Stress can come from many different places and be short-lived or long-lasting. Based on the factors contributing to your stress, symptoms and treatment may vary.
Acute Stress is short-lived. It can be beneficial and create motivation. For example, when a deadline is approaching, stress may help you to focus and complete your task before the deadline. College students use this type of stress often to complete projects and “cram” for exams. Acute stress is the type of stress many people feel when they have a car accident, have trouble at work or their children have problems in school. Once the situation is resolved, the stress diminishes.
There can, however, be some physical symptoms of acute stress.
- Stomach aches or indigestion
- Heart palpitations
- Shortness of breath
- Chest pain
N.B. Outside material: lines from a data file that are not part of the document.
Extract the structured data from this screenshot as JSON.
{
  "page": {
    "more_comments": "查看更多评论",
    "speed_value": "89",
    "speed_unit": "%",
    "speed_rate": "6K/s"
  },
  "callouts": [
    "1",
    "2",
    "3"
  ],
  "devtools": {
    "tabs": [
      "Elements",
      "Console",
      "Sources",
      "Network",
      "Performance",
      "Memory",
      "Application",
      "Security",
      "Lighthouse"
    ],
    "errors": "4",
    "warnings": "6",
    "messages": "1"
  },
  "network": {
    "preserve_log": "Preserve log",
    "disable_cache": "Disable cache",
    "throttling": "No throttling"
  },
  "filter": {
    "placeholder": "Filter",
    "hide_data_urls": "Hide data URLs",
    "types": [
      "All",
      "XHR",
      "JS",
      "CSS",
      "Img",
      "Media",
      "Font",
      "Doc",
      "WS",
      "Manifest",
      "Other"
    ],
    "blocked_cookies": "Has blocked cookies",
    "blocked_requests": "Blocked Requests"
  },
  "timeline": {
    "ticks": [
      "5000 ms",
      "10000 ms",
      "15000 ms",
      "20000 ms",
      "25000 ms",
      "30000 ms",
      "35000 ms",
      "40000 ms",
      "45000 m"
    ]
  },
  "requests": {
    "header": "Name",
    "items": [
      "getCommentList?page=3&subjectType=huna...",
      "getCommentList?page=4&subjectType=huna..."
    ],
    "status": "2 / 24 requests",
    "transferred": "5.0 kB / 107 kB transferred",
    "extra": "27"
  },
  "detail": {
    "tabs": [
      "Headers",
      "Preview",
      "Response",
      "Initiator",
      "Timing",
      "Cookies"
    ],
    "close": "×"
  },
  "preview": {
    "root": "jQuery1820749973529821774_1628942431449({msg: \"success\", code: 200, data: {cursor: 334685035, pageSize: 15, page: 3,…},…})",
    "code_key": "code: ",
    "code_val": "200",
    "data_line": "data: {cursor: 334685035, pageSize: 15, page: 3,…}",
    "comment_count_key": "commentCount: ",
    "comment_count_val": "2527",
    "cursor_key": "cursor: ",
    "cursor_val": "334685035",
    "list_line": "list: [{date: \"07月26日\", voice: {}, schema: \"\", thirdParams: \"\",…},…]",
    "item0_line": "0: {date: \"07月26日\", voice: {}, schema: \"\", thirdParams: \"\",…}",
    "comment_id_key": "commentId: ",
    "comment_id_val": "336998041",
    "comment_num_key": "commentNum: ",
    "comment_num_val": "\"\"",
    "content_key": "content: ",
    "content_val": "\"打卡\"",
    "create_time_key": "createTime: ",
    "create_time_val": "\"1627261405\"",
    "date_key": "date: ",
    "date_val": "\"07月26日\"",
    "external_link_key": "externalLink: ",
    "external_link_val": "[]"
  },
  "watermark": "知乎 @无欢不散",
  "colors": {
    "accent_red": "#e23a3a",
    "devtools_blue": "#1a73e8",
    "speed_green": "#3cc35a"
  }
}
Treatment for acute stress often includes rest and relaxation. Anti-anxiety medication is usually only used if acute stress is a trigger for anxiety or panic attacks. Therapy can help is the situation is not going to be resolved in a short period of time.
Chronic, or long-term stress, comes about as the result of a situation that has not been resolved or continued for many years prior to being resolved. This might be a traumatic event that happened during childhood. Although resolved, the feelings surrounding the situation may not have been dealt with and chronic stress remains. There may also be an ongoing situation, such as family abuse, dysfunctional home or an ongoing illness in the family.
This stress has the ability to create additional health problems, for example heart disease or stomach ulcers.
Treatment for chronic stress might include cognitive behavioral therapy and medication as well as treatment for any physical illnesses brought on as a result of living with stress for an extended time.
Published On: June 25, 2008
Acute stress disorder involves symptoms that last from three days to one month following exposure to one or more traumatic events. Symptoms develop after an individual experiences or sees an event involving a threat or actual death, serious injury, or physical violation to the individual or others. Symptoms fall into the five general categories of intrusion, negative mood, dissociation, avoidance, and arousal, and begin or worsen after the trauma occurred.
The diagnosis was established to identify those individuals who would eventually develop post-traumatic stress disorder. This condition was referred to as "shell shock" as far back as World War I, based on similarities between the reactions of soldiers who suffered concussions caused by exploding bombs or shells and those who suffered blows to their central nervous systems. More recently, acute stress disorder came to light as it became clear that people might exhibit PTSD-like symptoms for a short period immediately after a trauma.
Trauma has both a medical and a psychiatric definition. Medically, trauma refers to a serious or critical bodily injury, wound, or shock. This definition is often associated with trauma medicine practiced in emergency rooms and represents a popular view of the term. In psychiatry, trauma has assumed a different meaning and refers to an experience that is emotionally painful, distressful, or shocking, and which often results in lasting mental and physical effects.
In general, it is believed that the more direct the exposure to the traumatic event, the higher the risk for mental harm. Thus in a school shooting, for example, the student who is injured will likely be the most severely psychologically affected, and the student who sees a classmate shot or killed is likely to be more affected than the student who was in another part of the school when the violence occurred. Even secondhand exposure to violence can be traumatic. For this reason, all children and adolescents exposed to violence or a disaster, even if only through graphic media reports, should be watched for signs of emotional distress.